La Virgen de la Cueva
Los pajaritos cantan,
Las nubes se levantan.
¡Que sí, que no,
que caiga un chaparrón!
Que siga lloviendo,
Los pájaros corriendo
Florezca la pradera
Al sol de la primavera.
¡Que sí, que no,
que llueva a chaparrón,
que no me moje yo!
Remember that one? More Spanish songs can be found here:
Spanish Songs of Musical Spanish – audio samples of 10 Spanish songs of various length in RealAudio. interactive sound puzzle and at Cancionero.com – lyrics of English and Spanish songs with guitar chords. via Teaching with Music
I first discovered this cool site that’s brimming with knowledge in late 2007 when I was doing research for AOL and it launched. Finding Dulcinea‘s guides offer readers more than 400 narrated guides to hand-selected, credible Web sites, presented in context, with insights and research strategies and it has guides in Spanish too. Consider it a virtual librarian. Keep the quest alive…This neoteric NY-based aims to end search engine fatigue with its manifest of web guides. Enter a search term and it will give you fine-tuned results distilled by its team of researchers from the net, who tell you where to look. It also divides its content into three subsections; i.e., web guides, beyond the headlines, and netcetara, which features entertaining tidbits and juicier subjects. “Finding Dulcinea” is a reference to the fictional, beautiful peasant queen who fuels Don Quixote’s quest in the classic tale. Sweet! Check out www.encontrandodulcinea.com too.
Boing Boing showcased Nina Katchadourian’s Sorted Books project, which “picks books out of collections whose spines, when placed in sequence, can be made into a sentence or story.”
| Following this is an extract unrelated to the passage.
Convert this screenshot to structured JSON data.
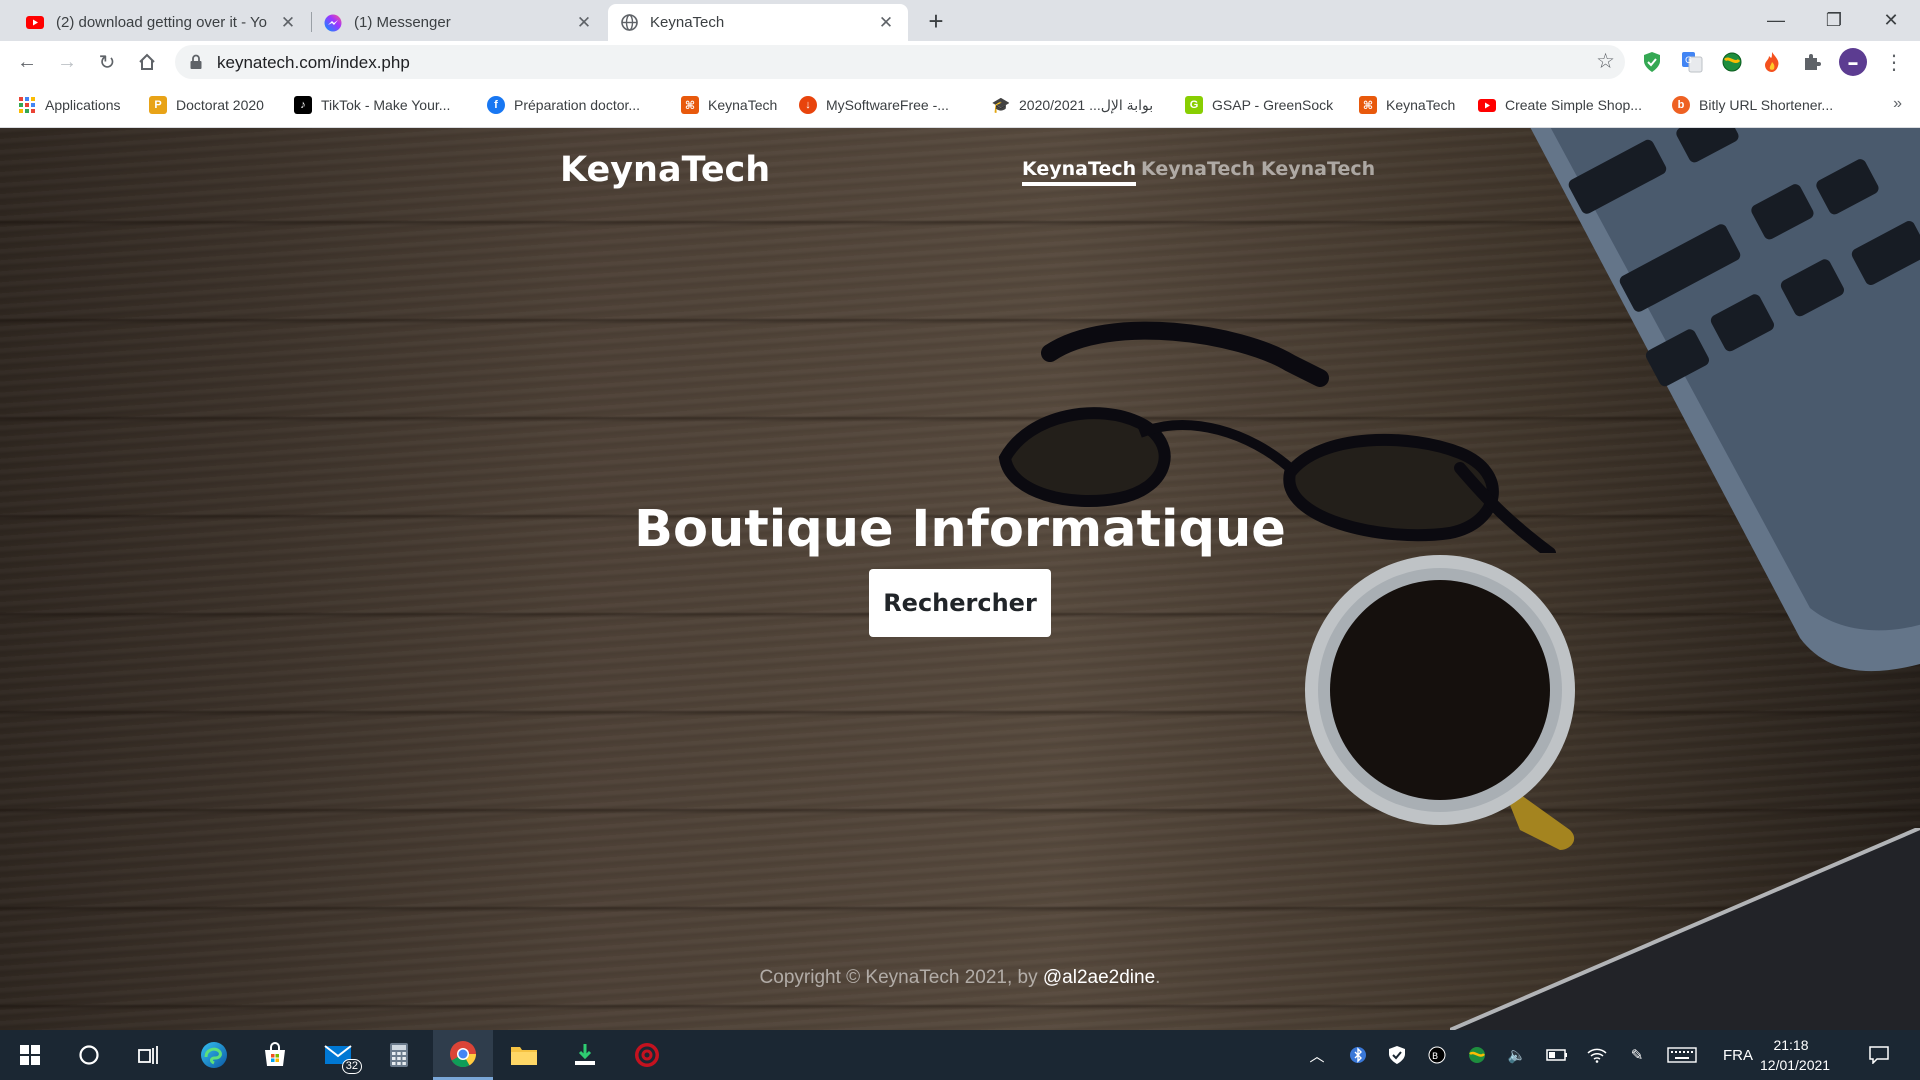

Look at your own bookshelves. Stack a story. Play Magnetic Poetry with books. [I thought this was cute and reminded me of when I passive-aggressively left out books on my desk to send some messages, like the The No Asshole Rule: Building a Civilized Workplace and Surviving One That Isn’t by Robert I. Sutton and Working With You is Killing Me: Freeing Yourself from Emotional Traps at Work by Katherine Crowley and Kathi Elster (so glad I’m there anymore]
Bloodsucking booksellers. Plans have been announced for a vampire novel trilogy by film director Guillermo del Toro (co-written with Chuck Hogan). The Guardian observed that del Toro “is set to tap what has become a rich vein of new vampire fiction . . . joining the current vogue for bloodsucking blockbusters.”
Del Toro’s effort joins “another epic, apocalyptic vampire trilogy published next year, Justin Cronin’s The Passage.” The publishing industry’s vampiric feeding frenzy comes in the profitable wake “of a bloodsucking bookshop invasion which is proving very lucrative to the book industry. From Elizabeth Kostova’s novel The Historian to Laurell K. Hamilton’s paranormal romance series Anita Blake: Vampire Hunter and teen vampire queen Stephenie Meyer, the genre is flying off the shelves. Bram Stoker would be proud.” ooh, can’t wait! Love Del Toro (he’s pure magic) and vamps]
Mark your calendarios, these authors are coming to NYC!
Junot Diaz and Lin Manuel Miranda
Monday September 29, 7pm
NoMAA Artist Salon, 3940 Broadway at E. 165th Street
Stephanie Elizondo Griest
Tuesday, September 30
Idlewild Bookstore at 7 pm, 12 W.19th St.(near 5th Avenue)
Wednesday, October 8
Book Culture at 7 pm, 536 W. 112th Street – Upper West Side.
Tuesday October 21
Nuyorican Poets Cafe, 236 E. 3rd Street
Wednesday October 22
Hueman Cafe & Books 2319 Frederick Douglass Blvd Between 124th/125th St.
Wednesday October 22 at 7 p.m.
East Harlem Cafe, 153 East 104th Street (Lexington Ave)
and lastly if you’re free on Sunday, check out the Open Air Book Fair:
The Housing Works Annual Open Air Book Fair give you then chance to sort through tens of thousands of old books, records, and CDs. Collect those hidden gems for merely $1 and then hibernate for the winter with your new stack of used books. There is also clothing sold by the bag. [note: date changed due to expected weather]
Click here for more info.